**Your instructions:**
Extract every line from the records below that contains the word "error".

── Provided information

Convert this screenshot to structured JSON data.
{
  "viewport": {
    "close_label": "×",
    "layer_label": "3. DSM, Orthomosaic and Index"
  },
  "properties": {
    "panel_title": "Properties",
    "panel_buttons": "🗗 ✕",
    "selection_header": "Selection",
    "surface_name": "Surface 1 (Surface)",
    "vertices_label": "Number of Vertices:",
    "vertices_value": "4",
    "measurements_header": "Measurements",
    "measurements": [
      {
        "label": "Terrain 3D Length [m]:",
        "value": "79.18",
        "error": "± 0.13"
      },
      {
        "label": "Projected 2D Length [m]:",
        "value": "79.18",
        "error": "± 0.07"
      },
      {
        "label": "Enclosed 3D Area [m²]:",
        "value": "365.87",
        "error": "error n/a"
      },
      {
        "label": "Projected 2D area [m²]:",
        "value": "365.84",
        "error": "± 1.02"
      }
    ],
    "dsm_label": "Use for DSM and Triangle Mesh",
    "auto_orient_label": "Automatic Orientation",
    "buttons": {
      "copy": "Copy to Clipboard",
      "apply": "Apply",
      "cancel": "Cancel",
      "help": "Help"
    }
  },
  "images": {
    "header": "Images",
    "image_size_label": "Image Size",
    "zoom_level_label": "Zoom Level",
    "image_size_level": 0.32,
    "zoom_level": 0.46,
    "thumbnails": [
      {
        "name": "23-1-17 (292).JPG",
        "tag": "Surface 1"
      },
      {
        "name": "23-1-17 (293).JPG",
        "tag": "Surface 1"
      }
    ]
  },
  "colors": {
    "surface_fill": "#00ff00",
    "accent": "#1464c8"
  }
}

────

**Task result:**
        "error": "± 0.13"
        "error": "± 0.07"
        "error": "error n/a"
        "error": "± 1.02"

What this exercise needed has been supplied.